The task
The answer is the complete listing below, written out again exactly.

Supplied records
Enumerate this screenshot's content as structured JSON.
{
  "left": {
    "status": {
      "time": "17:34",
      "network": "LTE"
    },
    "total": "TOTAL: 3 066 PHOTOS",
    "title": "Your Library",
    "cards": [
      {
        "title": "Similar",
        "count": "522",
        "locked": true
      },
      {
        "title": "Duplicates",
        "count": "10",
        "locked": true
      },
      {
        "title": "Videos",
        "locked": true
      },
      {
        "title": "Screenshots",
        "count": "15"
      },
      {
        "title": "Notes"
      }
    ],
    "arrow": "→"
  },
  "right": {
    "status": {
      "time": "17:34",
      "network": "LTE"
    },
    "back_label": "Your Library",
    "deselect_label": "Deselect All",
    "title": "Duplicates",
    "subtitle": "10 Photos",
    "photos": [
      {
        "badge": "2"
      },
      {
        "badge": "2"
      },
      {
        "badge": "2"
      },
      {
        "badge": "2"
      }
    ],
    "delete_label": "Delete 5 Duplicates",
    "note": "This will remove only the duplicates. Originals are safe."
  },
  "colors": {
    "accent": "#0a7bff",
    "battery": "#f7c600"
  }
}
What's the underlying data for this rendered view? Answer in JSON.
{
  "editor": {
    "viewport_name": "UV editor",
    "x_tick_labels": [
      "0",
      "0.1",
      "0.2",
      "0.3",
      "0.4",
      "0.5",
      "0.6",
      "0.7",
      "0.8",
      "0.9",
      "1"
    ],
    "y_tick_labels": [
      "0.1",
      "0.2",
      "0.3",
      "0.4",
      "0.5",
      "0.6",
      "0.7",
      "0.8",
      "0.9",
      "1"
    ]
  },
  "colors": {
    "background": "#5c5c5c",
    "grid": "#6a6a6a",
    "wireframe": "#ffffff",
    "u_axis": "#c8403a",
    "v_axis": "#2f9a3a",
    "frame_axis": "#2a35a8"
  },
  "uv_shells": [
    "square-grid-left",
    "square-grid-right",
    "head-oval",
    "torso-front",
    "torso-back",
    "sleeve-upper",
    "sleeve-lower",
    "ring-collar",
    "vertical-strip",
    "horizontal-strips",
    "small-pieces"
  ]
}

Solved exercise
Enumerate this screenshot's content as structured JSON.
{
  "left": {
    "status": {
      "time": "17:34",
      "network": "LTE"
    },
    "total": "TOTAL: 3 066 PHOTOS",
    "title": "Your Library",
    "cards": [
      {
        "title": "Similar",
        "count": "522",
        "locked": true
      },
      {
        "title": "Duplicates",
        "count": "10",
        "locked": true
      },
      {
        "title": "Videos",
        "locked": true
      },
      {
        "title": "Screenshots",
        "count": "15"
      },
      {
        "title": "Notes"
      }
    ],
    "arrow": "→"
  },
  "right": {
    "status": {
      "time": "17:34",
      "network": "LTE"
    },
    "back_label": "Your Library",
    "deselect_label": "Deselect All",
    "title": "Duplicates",
    "subtitle": "10 Photos",
    "photos": [
      {
        "badge": "2"
      },
      {
        "badge": "2"
      },
      {
        "badge": "2"
      },
      {
        "badge": "2"
      }
    ],
    "delete_label": "Delete 5 Duplicates",
    "note": "This will remove only the duplicates. Originals are safe."
  },
  "colors": {
    "accent": "#0a7bff",
    "battery": "#f7c600"
  }
}
What's the underlying data for this rendered view? Answer in JSON.
{
  "editor": {
    "viewport_name": "UV editor",
    "x_tick_labels": [
      "0",
      "0.1",
      "0.2",
      "0.3",
      "0.4",
      "0.5",
      "0.6",
      "0.7",
      "0.8",
      "0.9",
      "1"
    ],
    "y_tick_labels": [
      "0.1",
      "0.2",
      "0.3",
      "0.4",
      "0.5",
      "0.6",
      "0.7",
      "0.8",
      "0.9",
      "1"
    ]
  },
  "colors": {
    "background": "#5c5c5c",
    "grid": "#6a6a6a",
    "wireframe": "#ffffff",
    "u_axis": "#c8403a",
    "v_axis": "#2f9a3a",
    "frame_axis": "#2a35a8"
  },
  "uv_shells": [
    "square-grid-left",
    "square-grid-right",
    "head-oval",
    "torso-front",
    "torso-back",
    "sleeve-upper",
    "sleeve-lower",
    "ring-collar",
    "vertical-strip",
    "horizontal-strips",
    "small-pieces"
  ]
}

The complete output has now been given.